We are back with the second instalment in our Tera Melos chronicles. In this part, Kat talks with the lads about the song-writing process in their recent album X'd Out. Tera Melos give us an insight into writing music, generating song titles, surf, and the intricacies of X'd Out.
Kyoju Murakami of te_ri has devoted his music career to finding the 'forbidden rhythm', a rhythm that lies at the border between repetitive pulses and chaos. In this feature, we gain an insight into Murakami's unique approach to creating complex rhythms. Featuring exclusive unreleased music from te_ri!
In the last few years, crowdfunding has seriously taken off as an avenue for independent bands to release their music without label support. But that doesn't mean it's easy. One band who has spectacularly pulled off this feat is Cleft, an instrumental math band from Manchester UK, in support of their debut full-length. We caught up with them to see how they did it.
In this feature we present 15 classic 'mathematical' bands that we think are deserving of your humble attention. We travel back as far as the late 1980's to dig out some of the hidden gems, and the bleedingly obvious ones. Also be sure to check out the accompanying playlist on our Youtube channel.
An exclusive feature documenting one of math rock's best kept secrets: the contemporary Japanese scene. Call it math rock, post rock, 'j-math' or whatever, there is something special happening here. We explore the sound, the structure, the history, and the present. Featuring interviews with Uchu Conbini, MOMA and te_ri.
When Tera Melos played in Leeds recently, we caught up with Nick Reinhart and Nathan Latona, and had some long, deep, meaningful and fascinating chats. Not really. Well kind of. Here's Part I of the interview, all about pedals.

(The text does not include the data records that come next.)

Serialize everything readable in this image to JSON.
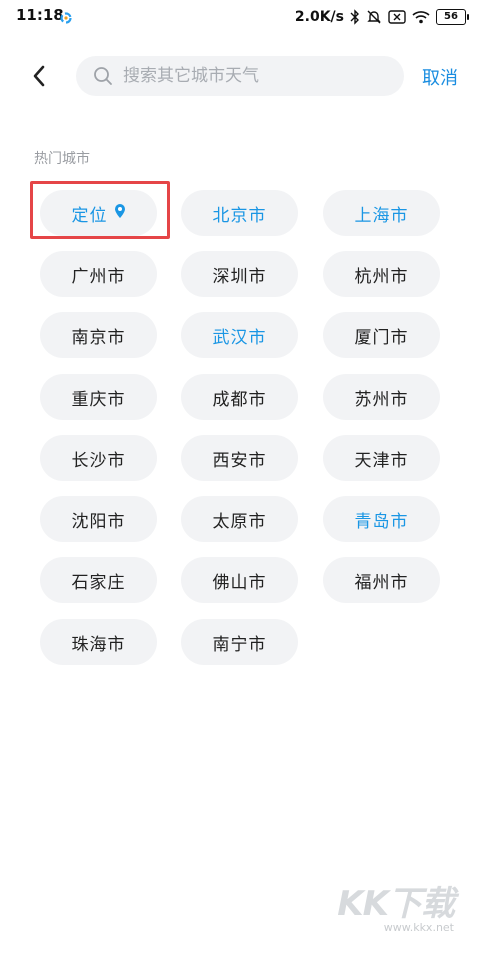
{
  "status": {
    "time": "11:18",
    "net_speed": "2.0K/s",
    "battery": "56"
  },
  "header": {
    "search_placeholder": "搜索其它城市天气",
    "cancel_label": "取消"
  },
  "section": {
    "title": "热门城市"
  },
  "cities": [
    {
      "label": "定位",
      "highlighted": true
    },
    {
      "label": "北京市",
      "highlighted": true
    },
    {
      "label": "上海市",
      "highlighted": true
    },
    {
      "label": "广州市",
      "highlighted": false
    },
    {
      "label": "深圳市",
      "highlighted": false
    },
    {
      "label": "杭州市",
      "highlighted": false
    },
    {
      "label": "南京市",
      "highlighted": false
    },
    {
      "label": "武汉市",
      "highlighted": true
    },
    {
      "label": "厦门市",
      "highlighted": false
    },
    {
      "label": "重庆市",
      "highlighted": false
    },
    {
      "label": "成都市",
      "highlighted": false
    },
    {
      "label": "苏州市",
      "highlighted": false
    },
    {
      "label": "长沙市",
      "highlighted": false
    },
    {
      "label": "西安市",
      "highlighted": false
    },
    {
      "label": "天津市",
      "highlighted": false
    },
    {
      "label": "沈阳市",
      "highlighted": false
    },
    {
      "label": "太原市",
      "highlighted": false
    },
    {
      "label": "青岛市",
      "highlighted": true
    },
    {
      "label": "石家庄",
      "highlighted": false
    },
    {
      "label": "佛山市",
      "highlighted": false
    },
    {
      "label": "福州市",
      "highlighted": false
    },
    {
      "label": "珠海市",
      "highlighted": false
    },
    {
      "label": "南宁市",
      "highlighted": false
    }
  ],
  "icons": {
    "locate": "location-pin-icon",
    "back": "chevron-left-icon",
    "search": "search-icon"
  },
  "colors": {
    "accent": "#1a8de0",
    "chip_bg": "#f2f3f5",
    "highlight_box": "#e54547"
  },
  "watermark": {
    "logo": "KK下载",
    "url": "www.kkx.net"
  }
}
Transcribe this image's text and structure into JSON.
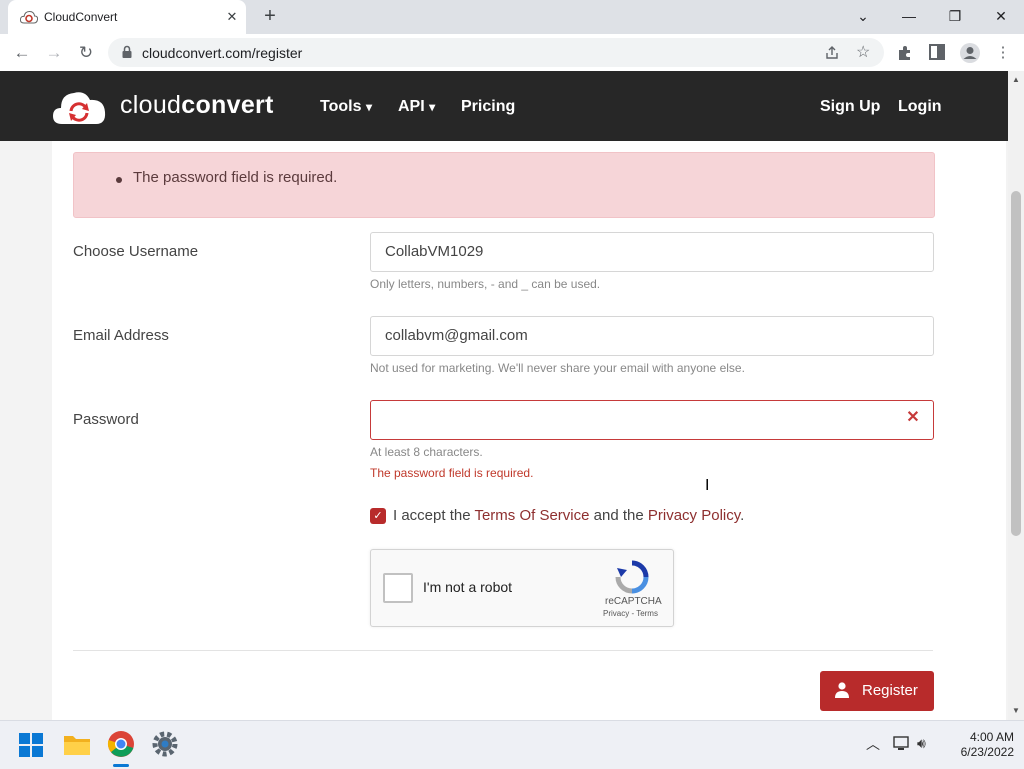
{
  "browser": {
    "tab_title": "CloudConvert",
    "tab_close": "✕",
    "new_tab": "+",
    "url": "cloudconvert.com/register",
    "window_buttons": {
      "dropdown": "⌄",
      "minimize": "—",
      "restore": "❐",
      "close": "✕"
    }
  },
  "site": {
    "logo_light": "cloud",
    "logo_bold": "convert",
    "nav": {
      "tools": "Tools",
      "api": "API",
      "pricing": "Pricing",
      "signup": "Sign Up",
      "login": "Login"
    },
    "chevron": "⌄"
  },
  "form": {
    "alert": "The password field is required.",
    "username": {
      "label": "Choose Username",
      "value": "CollabVM1029",
      "help": "Only letters, numbers, - and _ can be used."
    },
    "email": {
      "label": "Email Address",
      "value": "collabvm@gmail.com",
      "help": "Not used for marketing. We'll never share your email with anyone else."
    },
    "password": {
      "label": "Password",
      "value": "",
      "help": "At least 8 characters.",
      "error": "The password field is required.",
      "clear": "✕"
    },
    "tos": {
      "prefix": "I accept the ",
      "terms_link": "Terms Of Service",
      "middle": " and the ",
      "privacy_link": "Privacy Policy",
      "suffix": ".",
      "checked": true,
      "check_glyph": "✓"
    },
    "captcha": {
      "label": "I'm not a robot",
      "brand": "reCAPTCHA",
      "links": "Privacy - Terms"
    },
    "submit": "Register"
  },
  "taskbar": {
    "time": "4:00 AM",
    "date": "6/23/2022",
    "tray_up": "︿"
  },
  "colors": {
    "accent": "#b82b2b",
    "header_bg": "#272727",
    "alert_bg": "#f6d5d8"
  }
}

Part II coming soon!
Commonly perceived as a complex, vivacious and technical, math rock appears to be far removed from anything that could be considered laid back, loose, and 'slack'. Yet, for Brighton instrumental rockers Cousin, the incorporation of 'slacker rock' motifs into their mathematical sound certainly seems possible. We talked to the Brighton lads about their songwriting, their influences, and their sound.